The Medical Center is still scheduled to open on May 15; Dr. Peter Kelt has office hours in the building. The Center way be a venue for COVID-19 testing, Chief Read said. Gov. Andrew Cuomo has said that pharmacies across the state might be used as testing sites, but there have been discussions with the owners of the pharmacy and it might be a better solution to have tests done at the Medical Center.


Councilman Mike Bebon urged all Islanders to provide information to the national census. Since the census doesn’t mail forms to post office boxes — the only available mail delivery on the Island — Mr. Bebon advised filing online or over the phone. He stressed the importance that Shelter Island’s population be counted, since federal funds, along with state and local representation, depends on an accurate count of the population.

The Island has “lagged” behind, Mr. Bebon said, noting that the response rate in the state has been 48.5%; the 1st Congressional District has been 48.7%; but Shelter Island’s response has been 5.9%.

Online or over the phone filing takes about 15 minutes, the councilman said, and only one member of each household is required to submit information. To file online, go to my2020census.gov and for phone submissions call 844-330-2020 for English speakers and 844-468-2020 for Spanish speakers.

Census takers will be on the Island going door-to-door, but that will no be until later in the summer.

School and seniors

Superintendent of Schools Brian Doelger Ed.D. noted the report from the governor’s office early Friday that all schools will be closed for 2019-2020 school year and the August Regents examinations have been cancelled.

Plans for graduation ceremonies have not been finalized, Mr. Doelger said, with the possibilities of a virtual graduation, or a live ceremony on a field with social distancing.
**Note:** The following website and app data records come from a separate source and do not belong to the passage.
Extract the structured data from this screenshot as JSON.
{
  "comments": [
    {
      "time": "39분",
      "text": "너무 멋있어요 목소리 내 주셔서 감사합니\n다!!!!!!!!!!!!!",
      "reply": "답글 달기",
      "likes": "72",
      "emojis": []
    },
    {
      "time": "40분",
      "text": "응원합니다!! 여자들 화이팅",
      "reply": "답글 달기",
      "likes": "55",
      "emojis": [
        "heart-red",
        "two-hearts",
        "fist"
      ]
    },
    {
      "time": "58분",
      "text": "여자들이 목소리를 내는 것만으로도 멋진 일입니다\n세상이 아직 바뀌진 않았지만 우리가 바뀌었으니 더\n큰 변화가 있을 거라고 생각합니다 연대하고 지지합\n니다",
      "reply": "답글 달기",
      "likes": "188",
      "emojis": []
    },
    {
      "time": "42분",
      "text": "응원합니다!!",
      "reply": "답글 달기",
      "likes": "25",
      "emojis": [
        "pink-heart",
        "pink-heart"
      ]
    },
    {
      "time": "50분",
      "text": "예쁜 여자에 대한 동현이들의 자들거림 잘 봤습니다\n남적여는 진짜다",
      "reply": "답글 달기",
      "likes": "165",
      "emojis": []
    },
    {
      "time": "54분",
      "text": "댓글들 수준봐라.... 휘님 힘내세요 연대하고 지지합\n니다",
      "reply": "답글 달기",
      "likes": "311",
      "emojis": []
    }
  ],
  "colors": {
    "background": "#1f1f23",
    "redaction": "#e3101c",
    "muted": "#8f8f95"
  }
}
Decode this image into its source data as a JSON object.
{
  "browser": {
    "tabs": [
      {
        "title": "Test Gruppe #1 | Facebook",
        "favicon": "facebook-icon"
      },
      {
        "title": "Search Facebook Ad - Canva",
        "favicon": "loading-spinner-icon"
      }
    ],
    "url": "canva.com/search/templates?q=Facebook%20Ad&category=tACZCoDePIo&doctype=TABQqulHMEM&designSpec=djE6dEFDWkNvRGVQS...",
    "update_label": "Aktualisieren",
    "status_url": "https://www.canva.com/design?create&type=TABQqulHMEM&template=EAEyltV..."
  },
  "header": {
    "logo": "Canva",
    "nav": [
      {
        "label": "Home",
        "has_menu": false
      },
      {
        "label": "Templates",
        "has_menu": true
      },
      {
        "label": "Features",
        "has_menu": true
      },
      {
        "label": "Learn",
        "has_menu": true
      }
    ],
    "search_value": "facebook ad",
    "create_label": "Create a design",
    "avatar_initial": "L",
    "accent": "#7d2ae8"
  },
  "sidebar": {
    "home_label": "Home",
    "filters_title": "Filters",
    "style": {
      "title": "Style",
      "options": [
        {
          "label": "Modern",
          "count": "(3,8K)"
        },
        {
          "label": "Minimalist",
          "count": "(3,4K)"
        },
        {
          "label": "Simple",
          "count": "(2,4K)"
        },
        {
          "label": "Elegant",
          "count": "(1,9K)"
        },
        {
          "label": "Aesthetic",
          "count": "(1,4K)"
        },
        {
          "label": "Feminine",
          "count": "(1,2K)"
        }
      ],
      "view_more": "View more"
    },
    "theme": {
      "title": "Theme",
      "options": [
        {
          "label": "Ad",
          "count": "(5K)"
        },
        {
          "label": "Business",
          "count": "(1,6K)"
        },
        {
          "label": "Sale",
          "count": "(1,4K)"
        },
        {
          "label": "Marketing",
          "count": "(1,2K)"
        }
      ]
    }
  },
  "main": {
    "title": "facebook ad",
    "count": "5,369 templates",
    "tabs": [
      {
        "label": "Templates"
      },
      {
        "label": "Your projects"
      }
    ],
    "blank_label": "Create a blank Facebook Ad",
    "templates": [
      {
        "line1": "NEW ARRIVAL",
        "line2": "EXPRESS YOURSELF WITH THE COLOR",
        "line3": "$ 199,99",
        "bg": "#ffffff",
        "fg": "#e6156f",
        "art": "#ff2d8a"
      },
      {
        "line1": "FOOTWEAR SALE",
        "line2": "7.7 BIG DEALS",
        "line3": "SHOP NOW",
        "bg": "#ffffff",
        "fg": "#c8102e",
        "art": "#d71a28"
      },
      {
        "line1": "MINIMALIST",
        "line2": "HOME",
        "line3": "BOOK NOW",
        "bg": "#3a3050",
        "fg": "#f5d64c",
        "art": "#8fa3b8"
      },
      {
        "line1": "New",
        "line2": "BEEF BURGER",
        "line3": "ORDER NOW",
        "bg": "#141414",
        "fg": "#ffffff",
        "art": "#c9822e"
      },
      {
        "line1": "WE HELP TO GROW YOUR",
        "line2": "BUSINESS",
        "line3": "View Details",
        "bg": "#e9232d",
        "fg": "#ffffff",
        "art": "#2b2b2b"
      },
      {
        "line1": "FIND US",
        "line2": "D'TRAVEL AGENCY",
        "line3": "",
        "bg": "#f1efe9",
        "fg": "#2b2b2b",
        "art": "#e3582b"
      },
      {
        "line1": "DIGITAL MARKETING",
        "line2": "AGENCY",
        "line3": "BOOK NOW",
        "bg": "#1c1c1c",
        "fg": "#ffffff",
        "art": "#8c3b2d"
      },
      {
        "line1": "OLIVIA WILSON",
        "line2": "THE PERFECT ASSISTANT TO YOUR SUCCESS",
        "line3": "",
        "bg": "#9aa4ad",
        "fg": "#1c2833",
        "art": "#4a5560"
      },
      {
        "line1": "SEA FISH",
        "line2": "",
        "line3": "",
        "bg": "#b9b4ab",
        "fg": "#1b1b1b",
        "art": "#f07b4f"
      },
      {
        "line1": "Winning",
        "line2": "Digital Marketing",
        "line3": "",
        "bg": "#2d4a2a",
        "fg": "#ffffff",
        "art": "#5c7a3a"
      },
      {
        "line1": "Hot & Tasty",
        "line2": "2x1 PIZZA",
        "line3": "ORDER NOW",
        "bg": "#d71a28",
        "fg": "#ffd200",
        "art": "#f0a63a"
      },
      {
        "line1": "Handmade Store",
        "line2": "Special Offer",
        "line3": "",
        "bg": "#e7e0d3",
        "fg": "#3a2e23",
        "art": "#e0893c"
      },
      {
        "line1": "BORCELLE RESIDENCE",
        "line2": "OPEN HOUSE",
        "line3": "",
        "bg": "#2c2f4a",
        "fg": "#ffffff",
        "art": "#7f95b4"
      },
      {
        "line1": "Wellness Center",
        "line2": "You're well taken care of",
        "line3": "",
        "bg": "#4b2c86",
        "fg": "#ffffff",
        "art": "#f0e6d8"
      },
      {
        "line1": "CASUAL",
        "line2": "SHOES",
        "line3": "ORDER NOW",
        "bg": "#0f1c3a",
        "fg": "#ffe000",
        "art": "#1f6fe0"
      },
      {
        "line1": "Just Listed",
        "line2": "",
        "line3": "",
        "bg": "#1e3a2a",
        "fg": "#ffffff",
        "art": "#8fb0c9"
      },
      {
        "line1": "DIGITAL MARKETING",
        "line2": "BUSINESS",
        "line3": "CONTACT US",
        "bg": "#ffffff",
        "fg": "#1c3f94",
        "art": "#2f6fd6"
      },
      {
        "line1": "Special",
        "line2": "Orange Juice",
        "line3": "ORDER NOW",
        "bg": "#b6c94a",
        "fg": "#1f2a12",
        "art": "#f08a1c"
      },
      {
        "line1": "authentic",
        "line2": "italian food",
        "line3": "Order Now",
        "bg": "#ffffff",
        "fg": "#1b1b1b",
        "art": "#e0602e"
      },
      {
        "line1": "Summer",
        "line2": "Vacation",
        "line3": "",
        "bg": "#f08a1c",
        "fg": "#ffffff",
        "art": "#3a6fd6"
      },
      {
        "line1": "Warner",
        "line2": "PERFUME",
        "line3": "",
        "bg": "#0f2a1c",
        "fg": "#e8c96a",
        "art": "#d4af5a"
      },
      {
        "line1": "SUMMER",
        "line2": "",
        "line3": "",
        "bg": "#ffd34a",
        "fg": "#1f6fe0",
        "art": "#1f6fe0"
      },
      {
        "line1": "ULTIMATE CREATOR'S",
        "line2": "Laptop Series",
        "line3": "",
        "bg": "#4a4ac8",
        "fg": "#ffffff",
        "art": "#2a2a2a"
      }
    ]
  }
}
Timing was also up in the air, he added, with possibilities that the ceremony could be “in June or August or next Christmas.”

The superintendent then introduced the seven seniors and asked them to speak about losing the last few months of their high school careers.
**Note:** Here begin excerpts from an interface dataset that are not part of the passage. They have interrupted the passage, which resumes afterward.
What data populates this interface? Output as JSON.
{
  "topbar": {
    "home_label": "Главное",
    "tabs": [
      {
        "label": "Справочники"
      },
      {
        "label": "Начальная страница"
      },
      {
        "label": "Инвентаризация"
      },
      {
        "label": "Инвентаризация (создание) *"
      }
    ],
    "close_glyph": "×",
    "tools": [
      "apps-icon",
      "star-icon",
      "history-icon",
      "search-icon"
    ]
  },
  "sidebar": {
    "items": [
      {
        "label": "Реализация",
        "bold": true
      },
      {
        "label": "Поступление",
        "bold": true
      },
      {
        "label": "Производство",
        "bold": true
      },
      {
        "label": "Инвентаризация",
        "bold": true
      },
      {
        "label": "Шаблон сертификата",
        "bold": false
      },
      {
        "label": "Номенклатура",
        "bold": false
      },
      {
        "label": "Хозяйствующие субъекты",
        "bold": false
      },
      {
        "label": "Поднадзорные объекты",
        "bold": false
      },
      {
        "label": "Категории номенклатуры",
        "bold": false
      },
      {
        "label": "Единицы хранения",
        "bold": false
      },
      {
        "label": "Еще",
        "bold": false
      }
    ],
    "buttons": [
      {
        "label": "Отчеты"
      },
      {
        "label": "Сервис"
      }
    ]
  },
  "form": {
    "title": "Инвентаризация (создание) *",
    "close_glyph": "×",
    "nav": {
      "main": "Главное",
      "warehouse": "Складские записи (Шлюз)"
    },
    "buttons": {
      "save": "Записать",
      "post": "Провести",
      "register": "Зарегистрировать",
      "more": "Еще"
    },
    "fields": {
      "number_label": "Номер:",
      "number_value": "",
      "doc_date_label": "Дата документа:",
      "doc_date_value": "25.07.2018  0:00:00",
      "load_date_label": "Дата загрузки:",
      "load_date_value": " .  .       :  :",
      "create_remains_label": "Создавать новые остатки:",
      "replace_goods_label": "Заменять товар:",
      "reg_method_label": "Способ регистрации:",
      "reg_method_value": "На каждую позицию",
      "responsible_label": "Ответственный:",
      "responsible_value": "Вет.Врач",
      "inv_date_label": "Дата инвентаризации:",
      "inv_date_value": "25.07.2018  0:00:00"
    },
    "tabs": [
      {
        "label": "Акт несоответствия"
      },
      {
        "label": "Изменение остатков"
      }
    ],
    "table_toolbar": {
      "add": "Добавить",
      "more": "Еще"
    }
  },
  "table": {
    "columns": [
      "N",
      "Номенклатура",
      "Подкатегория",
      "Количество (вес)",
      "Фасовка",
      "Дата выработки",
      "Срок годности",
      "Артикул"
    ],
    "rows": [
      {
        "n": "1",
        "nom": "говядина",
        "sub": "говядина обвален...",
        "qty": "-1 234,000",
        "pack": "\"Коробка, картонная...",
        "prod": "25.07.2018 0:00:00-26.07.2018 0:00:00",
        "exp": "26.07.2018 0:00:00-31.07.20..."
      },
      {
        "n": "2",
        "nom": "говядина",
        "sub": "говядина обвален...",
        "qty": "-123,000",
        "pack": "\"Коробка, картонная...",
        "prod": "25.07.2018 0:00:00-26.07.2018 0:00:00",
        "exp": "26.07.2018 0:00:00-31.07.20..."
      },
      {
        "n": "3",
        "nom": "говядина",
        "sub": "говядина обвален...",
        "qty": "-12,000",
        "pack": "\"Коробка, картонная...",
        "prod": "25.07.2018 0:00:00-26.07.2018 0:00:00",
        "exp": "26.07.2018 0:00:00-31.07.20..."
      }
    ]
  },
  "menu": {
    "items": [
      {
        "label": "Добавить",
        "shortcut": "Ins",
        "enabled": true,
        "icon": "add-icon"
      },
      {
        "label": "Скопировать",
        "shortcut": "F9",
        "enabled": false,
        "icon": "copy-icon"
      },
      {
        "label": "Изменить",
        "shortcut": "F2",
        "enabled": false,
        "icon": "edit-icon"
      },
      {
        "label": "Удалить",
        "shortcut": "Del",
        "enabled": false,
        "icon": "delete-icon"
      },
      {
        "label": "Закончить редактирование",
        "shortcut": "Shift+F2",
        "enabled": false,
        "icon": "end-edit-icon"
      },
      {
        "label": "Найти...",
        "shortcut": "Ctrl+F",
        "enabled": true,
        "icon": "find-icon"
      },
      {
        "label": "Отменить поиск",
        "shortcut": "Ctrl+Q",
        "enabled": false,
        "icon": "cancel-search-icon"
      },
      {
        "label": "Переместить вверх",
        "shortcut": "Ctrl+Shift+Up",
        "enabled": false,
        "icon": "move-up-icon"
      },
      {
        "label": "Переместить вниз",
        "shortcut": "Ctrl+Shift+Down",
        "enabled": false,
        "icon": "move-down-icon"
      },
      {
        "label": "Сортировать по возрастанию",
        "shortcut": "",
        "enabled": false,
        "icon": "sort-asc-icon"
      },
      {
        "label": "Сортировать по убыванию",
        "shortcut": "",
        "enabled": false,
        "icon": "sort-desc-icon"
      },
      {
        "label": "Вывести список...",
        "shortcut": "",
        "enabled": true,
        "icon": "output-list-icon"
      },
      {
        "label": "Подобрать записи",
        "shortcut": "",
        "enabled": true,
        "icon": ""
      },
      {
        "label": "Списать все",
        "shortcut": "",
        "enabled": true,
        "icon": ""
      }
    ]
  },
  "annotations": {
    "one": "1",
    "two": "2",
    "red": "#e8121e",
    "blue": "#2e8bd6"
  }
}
Emma Gallagher, class president and valedictorian, had high praise for her teachers, and said that the school closure and distant learning had brought her closer to them.
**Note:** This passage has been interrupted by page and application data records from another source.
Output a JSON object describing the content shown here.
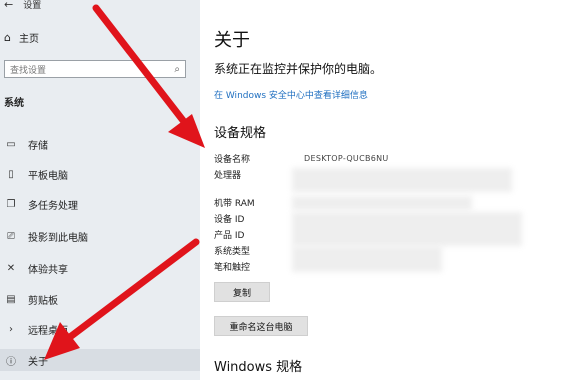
{
  "sidebar": {
    "back_label": "←",
    "settings_label": "设置",
    "home_label": "主页",
    "search_placeholder": "查找设置",
    "section_title": "系统",
    "items": [
      {
        "label": "存储",
        "icon": "storage-icon"
      },
      {
        "label": "平板电脑",
        "icon": "tablet-icon"
      },
      {
        "label": "多任务处理",
        "icon": "multitasking-icon"
      },
      {
        "label": "投影到此电脑",
        "icon": "projecting-icon"
      },
      {
        "label": "体验共享",
        "icon": "shared-experiences-icon"
      },
      {
        "label": "剪贴板",
        "icon": "clipboard-icon"
      },
      {
        "label": "远程桌面",
        "icon": "remote-desktop-icon"
      },
      {
        "label": "关于",
        "icon": "info-icon",
        "active": true
      }
    ]
  },
  "main": {
    "title": "关于",
    "protect_text": "系统正在监控并保护你的电脑。",
    "security_link": "在 Windows 安全中心中查看详细信息",
    "spec_title": "设备规格",
    "spec_labels": [
      "设备名称",
      "处理器",
      "机带 RAM",
      "设备 ID",
      "产品 ID",
      "系统类型",
      "笔和触控"
    ],
    "device_name_value": "DESKTOP-QUCB6NU",
    "copy_button": "复制",
    "rename_button": "重命名这台电脑",
    "windows_spec_title": "Windows 规格"
  },
  "colors": {
    "sidebar_bg": "#e9edf1",
    "link": "#1f6fc0",
    "arrow": "#e0141b"
  }
}
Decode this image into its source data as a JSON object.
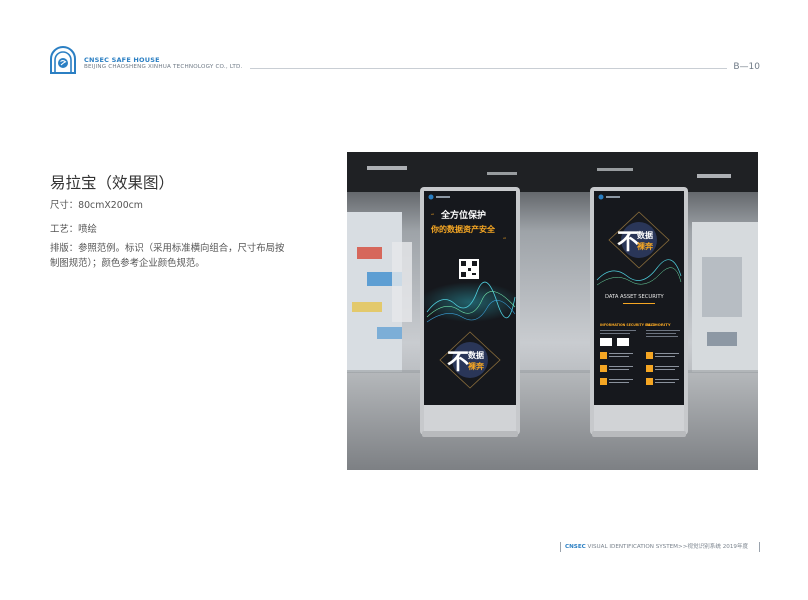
{
  "header": {
    "brand_name": "CNSEC SAFE HOUSE",
    "brand_sub": "BEIJING CHAOSHENG XINHUA TECHNOLOGY CO., LTD.",
    "page_number": "B—10"
  },
  "section": {
    "title": "易拉宝（效果图）",
    "size": "尺寸：80cmX200cm",
    "craft": "工艺：喷绘",
    "layout": "排版：参照范例。标识（采用标准横向组合，尺寸布局按制图规范）；颜色参考企业颜色规范。"
  },
  "poster_left": {
    "headline_line1": "全方位保护",
    "headline_line2": "你的数据资产安全",
    "emblem_char": "不",
    "emblem_line1": "数据",
    "emblem_line2": "裸奔"
  },
  "poster_right": {
    "emblem_char": "不",
    "emblem_line1": "数据",
    "emblem_line2": "裸奔",
    "caption": "DATA ASSET SECURITY",
    "col1_heading": "INFORMATION SECURITY FIELD",
    "col2_heading": "AUTHORITY"
  },
  "footer": {
    "brand": "CNSEC",
    "text": " VISUAL IDENTIFICATION SYSTEM>>视觉识别系统 2019年度"
  },
  "colors": {
    "brand_blue": "#2b7fc3",
    "poster_orange": "#f5a623",
    "poster_dark": "#16181d"
  }
}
“It’s hard,” Ms. Gallagher said, “but we have a strong community. After all of this is done, we’ll be closer.”

Henry Binder said the school closing had been difficult in some ways, but he praised the decision “to stop the spread and protect people.” Overall, he thought he and most people “were doing a good job adjusting.”

The community’s reaction has been “amazing,” Abby Kotula said. She was also pleased to see how “the teacher really care. They’ve kept me going last few weeks.” She advised everyone to get out of the house as much as they can and enjoy the beauty of the Island. “Sit in the grass. Stare at the sky.”

Appreciating what you have is also on Lyng Coyne’s agenda. The class salutatorian advised her fellow Islanders to, “Enjoy life. Enjoy the moments,” and expressed gratitude to her community and teachers, noting it was “incredible how they’ve helped us.”

Audrey Wood told the gathering that she was not doing “great,” and has been “struggling through this.” But her family has been “very supportive,” and so have her teachers.

Helping her through the period of isolation are “seeing my chickens, and cats and family.”

Lauren Gurney also expressed the difficulties of losing the last months of school, and especially playing the sport she loves, softball, because all school sports have been canceled. “It’s been tough,” but she’s staying positive, she said, and advised everyone to “stay safe and keep being positive.”

Ms. Coyne and Ms. Gallagher had a bit of fun poked at them by classmate Lucas Quigley-Dunning, who said “he was offended” that they had not credited him with achieving their high academic honors after he had “helped them with all the work.

Mr. Quigley-Dunning said it “was awesome to live on Shelter Island,” and to have “real relationships” with teachers and classmates.

Board members and Mr. Doleger praised the students for their dedication and spirit. Chief Read said he understood the difficulties they had to face, and that it was not easy “making decisions to close places down.” He congratulated them and asked that if they, or any community member “need anything, please ask.”